Rivers said Testi is “doing good” and said he had not heard that Testi – according to a story on ESPN.com that cited sources – has been having debilitating headaches since the incident.

“No, I don’t know where you guys get these reports,” Rivers said.

Rivers was also asked what the locker-room dynamic might be like upon the return of Griffin and Testi.

“Just so you know, in the NBA, these things happen,” Rivers said. “I swear this is not the first time this has ever happened. It’s happened with players in practice and they tend to heal up, they tend to get better. So I know you guys want to stay on this. I swear we’ve got a basketball (team) to talk about. It’s going to be healed, it’s going to be OK.”

Bottom line, Rivers said, other than the discipline, this is a dead issue.

“Honestly, it’s over with, as far as we’re concerned,” he said. “The only thing is we have to get the punishment from the league and see where we’re going and then other than that, we’re good.”

The Clippers (32-16) have gone 15-3 without Griffin, who hasn’t played since Christmas as the fractured hand was preceded by a quad injury.

How long will it take Blake Griffin to get shooting stroke back?

Blake Griffin

Blake Griffin/Photo courtesy of Los Angeles Clippers

 

Blake Griffin and team assistant equipment manager Matias Testi were absent from Sunday’s game against the Chicago Bulls at Staples Center. Griffin fractured his right hand when he punched Testi on Jan. 23 at a Toronto restaurant.

Including the five weeks he has already missed because of a quad tendon injury, Griffin will be out at least a total of two months before he gets back, and probably longer, because of the hand fracture. Then, how long will it take him to get his shooting stroke back, being it’s his shooting hand?

“I don’t know,” coach Doc Rivers said. “Obviously, not being able to shoot for a long period of time has to have an impact on you. Especially Blake, he’s a guy that works on his shot so much every day that going through this stretch of not shooting has to have some kind of impact.

“But I don’t know how long it’s going to take. We’ll see. If it just comes down to work, he’ll be fine, because no one works harder.”
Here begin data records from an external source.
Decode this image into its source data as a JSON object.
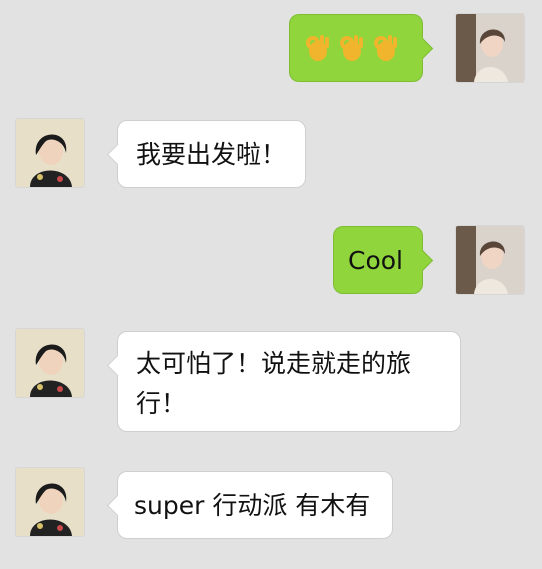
{
  "chat": {
    "messages": [
      {
        "id": 1,
        "direction": "outgoing",
        "type": "emoji",
        "emoji": [
          "👌",
          "👌",
          "👌"
        ],
        "emoji_names": [
          "ok-hand-icon",
          "ok-hand-icon",
          "ok-hand-icon"
        ]
      },
      {
        "id": 2,
        "direction": "incoming",
        "type": "text",
        "text": "我要出发啦！"
      },
      {
        "id": 3,
        "direction": "outgoing",
        "type": "text",
        "text": "Cool"
      },
      {
        "id": 4,
        "direction": "incoming",
        "type": "text",
        "text": "太可怕了！说走就走的旅\n行！"
      },
      {
        "id": 5,
        "direction": "incoming",
        "type": "text",
        "text": "super 行动派 有木有"
      }
    ]
  },
  "colors": {
    "background": "#e2e2e2",
    "outgoing_bubble": "#8fd53b",
    "incoming_bubble": "#ffffff"
  }
}
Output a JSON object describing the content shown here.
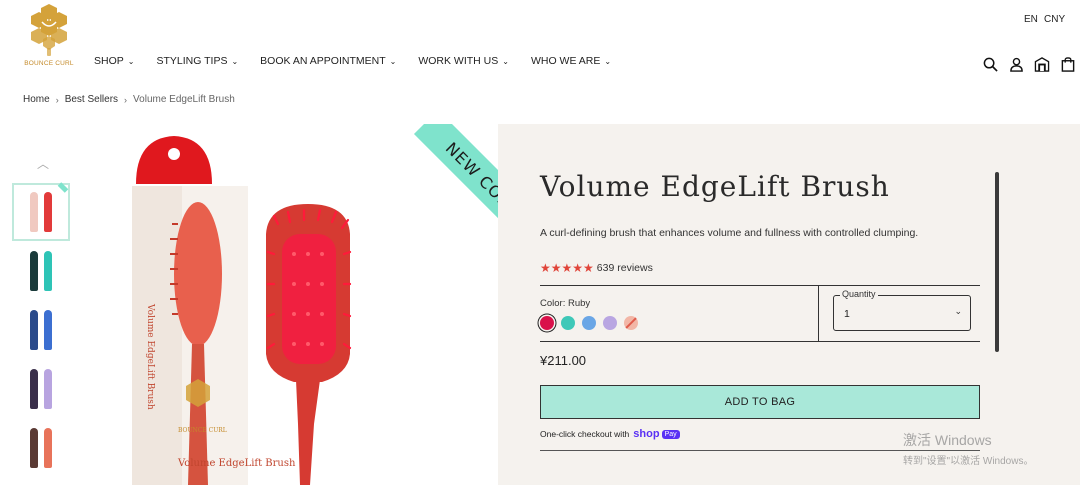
{
  "header": {
    "logo_text": "BOUNCE CURL",
    "lang": "EN",
    "currency": "CNY",
    "nav": [
      {
        "label": "SHOP"
      },
      {
        "label": "STYLING TIPS"
      },
      {
        "label": "BOOK AN APPOINTMENT"
      },
      {
        "label": "WORK WITH US"
      },
      {
        "label": "WHO WE ARE"
      }
    ],
    "icons": [
      "search-icon",
      "account-icon",
      "store-icon",
      "bag-icon"
    ]
  },
  "breadcrumb": {
    "home": "Home",
    "category": "Best Sellers",
    "current": "Volume EdgeLift Brush"
  },
  "gallery": {
    "ribbon": "NEW COLOR!",
    "box_text": "Volume EdgeLift Brush",
    "box_brand": "BOUNCE CURL",
    "box_front": "Volume EdgeLift Brush",
    "thumbnails": [
      {
        "name": "ruby",
        "color": "#e23a3a"
      },
      {
        "name": "teal",
        "color": "#2ec4b6"
      },
      {
        "name": "blue",
        "color": "#3c6fd1"
      },
      {
        "name": "lavender",
        "color": "#7a62b0"
      },
      {
        "name": "coral",
        "color": "#e8735a"
      }
    ]
  },
  "product": {
    "title": "Volume EdgeLift Brush",
    "description": "A curl-defining brush that enhances volume and fullness with controlled clumping.",
    "stars": "★★★★★",
    "rating": 5,
    "reviews": "639 reviews",
    "color_label": "Color: Ruby",
    "swatches": [
      {
        "name": "ruby",
        "color": "#d9114a",
        "selected": true
      },
      {
        "name": "teal",
        "color": "#3ec8b8"
      },
      {
        "name": "blue",
        "color": "#6aa6e6"
      },
      {
        "name": "lavender",
        "color": "#b9a6e2"
      },
      {
        "name": "coral",
        "color": "#f2b6a6"
      }
    ],
    "quantity_label": "Quantity",
    "quantity_value": "1",
    "price": "¥211.00",
    "add_to_bag": "ADD TO BAG",
    "oneclick": "One-click checkout with",
    "shop_word": "shop",
    "pay_badge": "Pay"
  },
  "watermark": {
    "line1": "激活 Windows",
    "line2": "转到\"设置\"以激活 Windows。"
  },
  "colors": {
    "accent": "#a9e8d9",
    "ribbon": "#7fe3cc",
    "panel_bg": "#f5f2ee",
    "star": "#e0453a"
  }
}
Griffin is shooting 50.8 percent from the field and is averaging 23.2 points. He had already missed 17 consecutive games before Sunday, with the Clippers going 14-3 in them.

Jamal Crawford talks about getting through latest adversity

Jamal Crawford

Jamal Crawford/Photo courtesy of Los Angeles Clippers

 

The Clippers on Friday defeated the Lakers 105-93 at Staples Center. That means the Clippers have gone 14-3 without Blake Griffin, who will now be out at least another month after fracturing his right hand when he punched out team assistant equipment manager Matias Testi this past Saturday in Toronto.

Jamal Crawford scored 15 points for the Clippers (31-16) on Friday. Afterward, he spoke about getting through this controversy in one piece.

“I think it would be difficult if we were a younger team,” he said. “Since we have veterans and high-IQ guys, we are able to adjust on the fly. At the end of the day, we play for each other.

“It can be somebody’s night one night and not somebody’s night the next. But that is just part of being a team.”